Gangs stealing meat from supermarkets are re-selling it to restaurants and dairies and on Facebook, a crime prevention company says.
All Silver Fern Farms meat were temporarily removed from an Auckland supermarket after the product was targeted by thieves.
Countdown at Sylvia Park put up a sign earlier this week telling its customers that Silver Fern products have been removed from the shelf and would only available by requested "due to high theft activity".
However, Countdown said the products were now back on the shelves.
"There was a one off incident in this store, where some Silver Fern Farms products were stolen. While the store investigated it, the products were temporarily taken off shelf. They have since been returned to the shelf, and are available for our customers," a Countdown spokesperson said.
Corned beef had also been taken off the shelves at rival Pak'nSave at Sylvia Park because it was being stolen.
"Meat, like any other high value product, is targeted by shoplifters across our stores.
"Corned beef has been targeted by thieves in the past, but the team at Pak'nSave Sylvia Park say this is not an issue at present and the product is on the shelf as normal," Foodstuffs spokeswoman Antoinette Laird said.
Silver Fern Farms declined to be interviewed but said the Sylvia Park theft was a one-off and "had very little impact".
Meat is one of the most stolen items in grocery stores and it was being stolen by organised crime groups, crime prevention software company Auror said.
"The theft of meat comes in quite high quantities. It's not for feeding, it's for on-selling quickly on black markets," Auror chief executive Phil Thomson said.
Stolen meat was being sold to restaurants, pubs and dairies as well as on social media channels such as Facebook, he said.
"We're seeing it happen right across the country," he said.
Retail New Zealand figures show about $2 million worth of products were stolen from retailers each day.

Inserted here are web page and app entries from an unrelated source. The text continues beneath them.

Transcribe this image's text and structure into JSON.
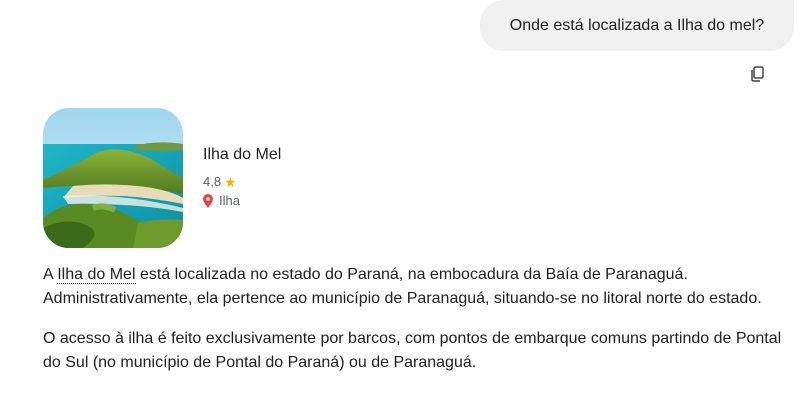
{
  "user_message": "Onde está localizada a Ilha do mel?",
  "place": {
    "name": "Ilha do Mel",
    "rating": "4,8",
    "type": "Ilha"
  },
  "answer": {
    "p1_prefix": "A ",
    "p1_link": "Ilha do Mel",
    "p1_suffix": " está localizada no estado do Paraná, na embocadura da Baía de Paranaguá. Administrativamente, ela pertence ao município de Paranaguá, situando-se no litoral norte do estado.",
    "p2": "O acesso à ilha é feito exclusivamente por barcos, com pontos de embarque comuns partindo de Pontal do Sul (no município de Pontal do Paraná) ou de Paranaguá."
  },
  "icons": {
    "copy": "copy-icon",
    "star": "star-icon",
    "pin": "map-pin-icon"
  },
  "colors": {
    "bubble_bg": "#f0f0f0",
    "star": "#f2b600",
    "pin": "#e8453c"
  }
}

Beef and Lamb chief executive Rod Slater said meat theft had always been a problem.
"I remember chasing people who had slipped meat in their bags down the road when I used to be a butcher," he said.